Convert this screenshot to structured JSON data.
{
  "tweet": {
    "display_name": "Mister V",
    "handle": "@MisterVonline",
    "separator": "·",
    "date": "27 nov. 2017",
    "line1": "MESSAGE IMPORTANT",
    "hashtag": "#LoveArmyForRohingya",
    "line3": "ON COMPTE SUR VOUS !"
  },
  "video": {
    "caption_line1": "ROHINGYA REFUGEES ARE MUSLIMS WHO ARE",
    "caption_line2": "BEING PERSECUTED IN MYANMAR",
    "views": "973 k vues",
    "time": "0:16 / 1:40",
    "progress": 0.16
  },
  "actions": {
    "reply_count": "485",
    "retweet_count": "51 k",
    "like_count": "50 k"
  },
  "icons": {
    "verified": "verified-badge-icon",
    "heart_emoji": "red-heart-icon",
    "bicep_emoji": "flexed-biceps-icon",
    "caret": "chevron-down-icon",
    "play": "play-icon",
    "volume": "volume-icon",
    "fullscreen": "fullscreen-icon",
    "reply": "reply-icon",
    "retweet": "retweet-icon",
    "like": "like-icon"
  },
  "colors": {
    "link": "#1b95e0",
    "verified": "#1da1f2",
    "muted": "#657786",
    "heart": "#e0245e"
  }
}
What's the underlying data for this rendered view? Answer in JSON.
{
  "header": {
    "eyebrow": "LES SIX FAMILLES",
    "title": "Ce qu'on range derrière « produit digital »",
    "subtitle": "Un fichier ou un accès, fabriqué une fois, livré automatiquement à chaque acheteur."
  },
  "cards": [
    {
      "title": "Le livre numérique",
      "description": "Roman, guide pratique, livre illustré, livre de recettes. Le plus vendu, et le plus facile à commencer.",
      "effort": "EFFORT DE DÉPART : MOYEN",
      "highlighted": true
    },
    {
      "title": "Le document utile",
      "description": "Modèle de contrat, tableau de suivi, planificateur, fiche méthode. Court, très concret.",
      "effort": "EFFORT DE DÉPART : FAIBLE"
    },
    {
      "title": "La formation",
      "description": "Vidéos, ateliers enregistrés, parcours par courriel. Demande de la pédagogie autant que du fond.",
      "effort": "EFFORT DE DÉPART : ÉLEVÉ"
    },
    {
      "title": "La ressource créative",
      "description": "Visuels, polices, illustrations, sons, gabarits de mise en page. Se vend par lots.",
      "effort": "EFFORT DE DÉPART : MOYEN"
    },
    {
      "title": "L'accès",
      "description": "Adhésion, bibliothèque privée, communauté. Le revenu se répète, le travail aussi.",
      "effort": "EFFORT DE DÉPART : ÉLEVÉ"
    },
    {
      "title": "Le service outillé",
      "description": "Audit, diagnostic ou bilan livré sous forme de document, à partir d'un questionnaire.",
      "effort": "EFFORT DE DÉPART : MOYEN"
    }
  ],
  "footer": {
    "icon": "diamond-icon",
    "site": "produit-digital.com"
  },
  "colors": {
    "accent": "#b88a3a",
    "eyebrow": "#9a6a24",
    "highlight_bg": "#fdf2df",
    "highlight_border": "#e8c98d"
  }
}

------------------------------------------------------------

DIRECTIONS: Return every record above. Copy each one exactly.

FINISHED TASK:
Convert this screenshot to structured JSON data.
{
  "tweet": {
    "display_name": "Mister V",
    "handle": "@MisterVonline",
    "separator": "·",
    "date": "27 nov. 2017",
    "line1": "MESSAGE IMPORTANT",
    "hashtag": "#LoveArmyForRohingya",
    "line3": "ON COMPTE SUR VOUS !"
  },
  "video": {
    "caption_line1": "ROHINGYA REFUGEES ARE MUSLIMS WHO ARE",
    "caption_line2": "BEING PERSECUTED IN MYANMAR",
    "views": "973 k vues",
    "time": "0:16 / 1:40",
    "progress": 0.16
  },
  "actions": {
    "reply_count": "485",
    "retweet_count": "51 k",
    "like_count": "50 k"
  },
  "icons": {
    "verified": "verified-badge-icon",
    "heart_emoji": "red-heart-icon",
    "bicep_emoji": "flexed-biceps-icon",
    "caret": "chevron-down-icon",
    "play": "play-icon",
    "volume": "volume-icon",
    "fullscreen": "fullscreen-icon",
    "reply": "reply-icon",
    "retweet": "retweet-icon",
    "like": "like-icon"
  },
  "colors": {
    "link": "#1b95e0",
    "verified": "#1da1f2",
    "muted": "#657786",
    "heart": "#e0245e"
  }
}
What's the underlying data for this rendered view? Answer in JSON.
{
  "header": {
    "eyebrow": "LES SIX FAMILLES",
    "title": "Ce qu'on range derrière « produit digital »",
    "subtitle": "Un fichier ou un accès, fabriqué une fois, livré automatiquement à chaque acheteur."
  },
  "cards": [
    {
      "title": "Le livre numérique",
      "description": "Roman, guide pratique, livre illustré, livre de recettes. Le plus vendu, et le plus facile à commencer.",
      "effort": "EFFORT DE DÉPART : MOYEN",
      "highlighted": true
    },
    {
      "title": "Le document utile",
      "description": "Modèle de contrat, tableau de suivi, planificateur, fiche méthode. Court, très concret.",
      "effort": "EFFORT DE DÉPART : FAIBLE"
    },
    {
      "title": "La formation",
      "description": "Vidéos, ateliers enregistrés, parcours par courriel. Demande de la pédagogie autant que du fond.",
      "effort": "EFFORT DE DÉPART : ÉLEVÉ"
    },
    {
      "title": "La ressource créative",
      "description": "Visuels, polices, illustrations, sons, gabarits de mise en page. Se vend par lots.",
      "effort": "EFFORT DE DÉPART : MOYEN"
    },
    {
      "title": "L'accès",
      "description": "Adhésion, bibliothèque privée, communauté. Le revenu se répète, le travail aussi.",
      "effort": "EFFORT DE DÉPART : ÉLEVÉ"
    },
    {
      "title": "Le service outillé",
      "description": "Audit, diagnostic ou bilan livré sous forme de document, à partir d'un questionnaire.",
      "effort": "EFFORT DE DÉPART : MOYEN"
    }
  ],
  "footer": {
    "icon": "diamond-icon",
    "site": "produit-digital.com"
  },
  "colors": {
    "accent": "#b88a3a",
    "eyebrow": "#9a6a24",
    "highlight_bg": "#fdf2df",
    "highlight_border": "#e8c98d"
  }
}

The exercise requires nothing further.